- After restoration, re-connect the computer to the network and be sure to install the latest updates for Windows, third-party applications, and anti-virus software
- Don’t open unsolicited file attachments — the most common access point for ransomware
Two of the leading candidates for President in 2016 have offered voters bad examples of cyber security practices in the past month.
Hillary Clinton and Jeb Bush, the former the leading presumed contender for the Democratic nomination, and the latter the leading presumed contender for the Republican nomination, have proven to be failed leaders in cyber security and privacy matters.
Clinton’s well-publicized use of personal email to conduct U.S. State Department business as its Secretary and Bush’s less-publicized release of personal details of constituents who emailed him as Governor of Florida in the name of “transparency” demonstrate a disturbing lack of awareness of online security and privacy.

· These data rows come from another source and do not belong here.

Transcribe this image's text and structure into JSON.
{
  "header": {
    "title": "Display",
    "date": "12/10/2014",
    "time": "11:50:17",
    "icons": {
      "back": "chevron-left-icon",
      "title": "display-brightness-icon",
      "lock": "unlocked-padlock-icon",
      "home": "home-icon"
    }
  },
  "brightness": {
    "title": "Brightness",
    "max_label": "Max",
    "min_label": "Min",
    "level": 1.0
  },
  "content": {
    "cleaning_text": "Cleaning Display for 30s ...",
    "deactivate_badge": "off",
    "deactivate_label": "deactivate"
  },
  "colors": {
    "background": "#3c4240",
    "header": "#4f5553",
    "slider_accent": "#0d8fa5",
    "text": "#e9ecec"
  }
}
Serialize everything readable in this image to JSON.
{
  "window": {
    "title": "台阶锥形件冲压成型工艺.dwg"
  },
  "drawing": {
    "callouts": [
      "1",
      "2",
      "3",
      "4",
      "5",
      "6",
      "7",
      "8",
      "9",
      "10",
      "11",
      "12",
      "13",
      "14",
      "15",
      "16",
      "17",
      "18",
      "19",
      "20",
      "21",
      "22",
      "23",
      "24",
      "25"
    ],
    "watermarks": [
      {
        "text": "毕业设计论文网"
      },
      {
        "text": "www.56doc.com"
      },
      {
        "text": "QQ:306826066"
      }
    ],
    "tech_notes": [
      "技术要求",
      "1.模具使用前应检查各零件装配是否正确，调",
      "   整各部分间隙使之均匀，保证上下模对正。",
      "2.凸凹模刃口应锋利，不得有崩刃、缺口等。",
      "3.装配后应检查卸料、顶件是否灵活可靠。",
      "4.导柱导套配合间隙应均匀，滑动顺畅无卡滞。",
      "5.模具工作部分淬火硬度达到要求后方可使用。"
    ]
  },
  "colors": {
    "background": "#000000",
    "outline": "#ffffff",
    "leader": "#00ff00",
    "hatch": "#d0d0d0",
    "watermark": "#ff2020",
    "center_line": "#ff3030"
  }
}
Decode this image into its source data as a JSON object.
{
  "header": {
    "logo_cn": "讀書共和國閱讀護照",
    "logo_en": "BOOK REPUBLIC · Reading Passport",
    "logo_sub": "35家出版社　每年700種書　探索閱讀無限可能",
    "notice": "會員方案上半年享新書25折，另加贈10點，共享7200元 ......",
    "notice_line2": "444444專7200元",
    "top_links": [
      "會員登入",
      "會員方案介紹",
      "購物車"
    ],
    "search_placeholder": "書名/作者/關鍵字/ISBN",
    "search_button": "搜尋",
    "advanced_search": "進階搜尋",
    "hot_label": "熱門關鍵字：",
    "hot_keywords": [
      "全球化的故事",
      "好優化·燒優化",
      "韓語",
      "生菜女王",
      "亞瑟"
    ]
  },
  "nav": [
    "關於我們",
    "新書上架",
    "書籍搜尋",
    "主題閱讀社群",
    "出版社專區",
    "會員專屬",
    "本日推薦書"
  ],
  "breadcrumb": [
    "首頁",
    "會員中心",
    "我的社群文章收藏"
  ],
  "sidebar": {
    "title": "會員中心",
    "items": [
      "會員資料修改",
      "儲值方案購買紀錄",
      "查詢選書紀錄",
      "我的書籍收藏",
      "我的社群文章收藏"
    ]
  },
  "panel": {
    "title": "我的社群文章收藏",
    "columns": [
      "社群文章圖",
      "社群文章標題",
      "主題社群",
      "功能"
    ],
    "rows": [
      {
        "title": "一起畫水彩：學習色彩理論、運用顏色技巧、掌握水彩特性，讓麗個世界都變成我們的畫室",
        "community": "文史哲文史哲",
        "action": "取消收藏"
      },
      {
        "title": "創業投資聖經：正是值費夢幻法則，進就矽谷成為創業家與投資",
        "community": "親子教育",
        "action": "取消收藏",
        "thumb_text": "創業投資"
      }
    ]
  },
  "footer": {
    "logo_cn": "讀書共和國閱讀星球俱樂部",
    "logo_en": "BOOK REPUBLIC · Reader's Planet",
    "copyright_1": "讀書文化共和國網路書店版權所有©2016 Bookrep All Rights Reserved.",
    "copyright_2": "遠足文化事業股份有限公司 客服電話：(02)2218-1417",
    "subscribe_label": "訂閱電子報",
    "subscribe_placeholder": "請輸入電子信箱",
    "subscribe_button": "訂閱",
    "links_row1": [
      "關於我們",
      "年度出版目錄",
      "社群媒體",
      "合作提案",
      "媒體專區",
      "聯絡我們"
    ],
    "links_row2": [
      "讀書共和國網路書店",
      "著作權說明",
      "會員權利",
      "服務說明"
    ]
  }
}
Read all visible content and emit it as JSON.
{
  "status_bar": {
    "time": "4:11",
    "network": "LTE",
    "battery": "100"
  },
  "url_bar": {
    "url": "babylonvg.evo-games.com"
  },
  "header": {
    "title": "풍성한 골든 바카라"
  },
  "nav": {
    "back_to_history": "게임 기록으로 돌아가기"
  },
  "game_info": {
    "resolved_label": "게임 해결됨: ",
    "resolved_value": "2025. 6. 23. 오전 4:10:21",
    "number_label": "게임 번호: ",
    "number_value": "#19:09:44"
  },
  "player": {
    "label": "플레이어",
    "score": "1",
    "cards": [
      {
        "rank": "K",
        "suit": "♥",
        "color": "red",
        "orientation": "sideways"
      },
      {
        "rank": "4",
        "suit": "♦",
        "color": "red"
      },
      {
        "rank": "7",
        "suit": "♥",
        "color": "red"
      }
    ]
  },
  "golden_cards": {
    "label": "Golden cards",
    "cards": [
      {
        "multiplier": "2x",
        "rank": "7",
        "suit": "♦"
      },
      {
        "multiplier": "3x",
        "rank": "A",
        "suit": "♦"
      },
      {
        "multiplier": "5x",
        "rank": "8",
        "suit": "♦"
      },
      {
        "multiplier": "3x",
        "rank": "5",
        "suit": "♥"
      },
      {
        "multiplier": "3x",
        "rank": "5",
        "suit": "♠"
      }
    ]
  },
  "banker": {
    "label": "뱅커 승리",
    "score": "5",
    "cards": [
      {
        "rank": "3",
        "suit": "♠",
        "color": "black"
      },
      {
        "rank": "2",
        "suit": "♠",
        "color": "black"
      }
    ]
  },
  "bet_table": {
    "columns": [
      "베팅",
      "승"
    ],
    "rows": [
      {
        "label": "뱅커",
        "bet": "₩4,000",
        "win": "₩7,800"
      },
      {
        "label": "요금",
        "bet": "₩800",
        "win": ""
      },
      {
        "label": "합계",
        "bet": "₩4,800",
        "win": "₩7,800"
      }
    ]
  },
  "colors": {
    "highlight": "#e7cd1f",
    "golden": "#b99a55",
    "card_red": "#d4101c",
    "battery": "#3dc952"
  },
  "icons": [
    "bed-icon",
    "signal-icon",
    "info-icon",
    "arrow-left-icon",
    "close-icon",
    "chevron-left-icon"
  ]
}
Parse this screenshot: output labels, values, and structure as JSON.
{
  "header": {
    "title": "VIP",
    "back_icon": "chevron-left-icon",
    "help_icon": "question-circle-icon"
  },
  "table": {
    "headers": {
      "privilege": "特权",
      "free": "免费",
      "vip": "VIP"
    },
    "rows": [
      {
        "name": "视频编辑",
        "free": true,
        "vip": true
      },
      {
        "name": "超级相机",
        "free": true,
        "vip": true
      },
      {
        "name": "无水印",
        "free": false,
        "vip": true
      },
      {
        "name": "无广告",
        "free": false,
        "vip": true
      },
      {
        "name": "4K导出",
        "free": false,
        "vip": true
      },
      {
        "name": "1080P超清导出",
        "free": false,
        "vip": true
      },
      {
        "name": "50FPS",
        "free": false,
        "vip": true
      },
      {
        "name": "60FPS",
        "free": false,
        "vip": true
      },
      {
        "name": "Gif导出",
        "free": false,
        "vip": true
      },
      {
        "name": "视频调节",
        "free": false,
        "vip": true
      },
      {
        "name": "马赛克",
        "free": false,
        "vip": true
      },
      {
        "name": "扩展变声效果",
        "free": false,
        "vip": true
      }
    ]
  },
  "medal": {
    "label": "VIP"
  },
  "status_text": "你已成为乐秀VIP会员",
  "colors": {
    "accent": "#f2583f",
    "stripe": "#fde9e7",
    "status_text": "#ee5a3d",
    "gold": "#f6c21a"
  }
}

Clinton’s use of personal email off the security of the State Department’s network would make any IT person’s head spin, not to mention violate federal regulations.
Bush, in a flawed attempt to provide transparency by releasing emails from his terms as governor that he knew would be requested at some point, violated the confidentiality of constituents who emailed him by failing to redact the personal details they revealed in those emails, including Social Security Numbers in some cases.
The notifications alerting constituents that their emails were a matter of public record weren’t on the online forms they submitted but in the automatic replies they received AFTER they emailed.
Unfortunately, I can’t say I’m surprised. Some of the people who should know the most about cyber security seem to be the most egregious violators of common sense security measures.
I’ll never forget the time I visited a couple performing outsourced human resources tasks for the Department of Homeland Security. They had viruses on both laptops they used to store and analyze the applications of Homeland Security applicants.
Neither laptop had adequate anti-virus software, and worse, neither required a password to boot into Windows. Just turn it on and a treasure trove of personal information for job applicants for sensitive security positions awaited. I mean, it’s not like a laptop has ever been stolen or lost ( /snark ).
So, the lessons to be learned here are not to follow the examples of politicians and government officials when it comes to online behavior, and most certainly don’t send government officials your Social Security Number.
The debate on strong encryption has heated up with differing viewpoints from President Barack Obama and UK Prime Minister David Cameron in the past couple of weeks.
On one side, President Obama says he prefers strong encryption “more than some in law enforcement”, and on the other, Prime Minister Cameron would prefer encryption that provided a “back-door” for government and law enforcement agencies to read encrypted data.
So why would two allies, leaders of countries that have both been victims of terrorism, be on opposite sides of such an important security issue?
Encryption scrambles data that can’t be read by anyone who doesn’t have the proper “keys” to decrypt it.
Strong end-to-end encryption would prevent cyber criminals from reading the sensitive communications, information and files of businesses and individuals and help alleviate the financial and emotional toll hackers exact. This is President Obama’s concern.
It also, however, makes it much more difficult for intelligence and law enforcement to read the communications of cyber criminals, hackers and terrorists. This is Prime Minister Cameron’s concern (President Obama also acknowledged this risk in an interview with RE/Code).
Therein lies the issue — preventing information from falling into the wrong hands while not allowing law enforcement and intelligence agencies to abuse their access, as has happened since the Patriot Act was enacted in response to 9-11.
There is no easy answer for this and I’m not prepared to weigh in one way or another, though I lean toward preventing official agencies from accessing information without reasonable cause rather than the blanket, dragnet access we’ve seen some agencies abuse.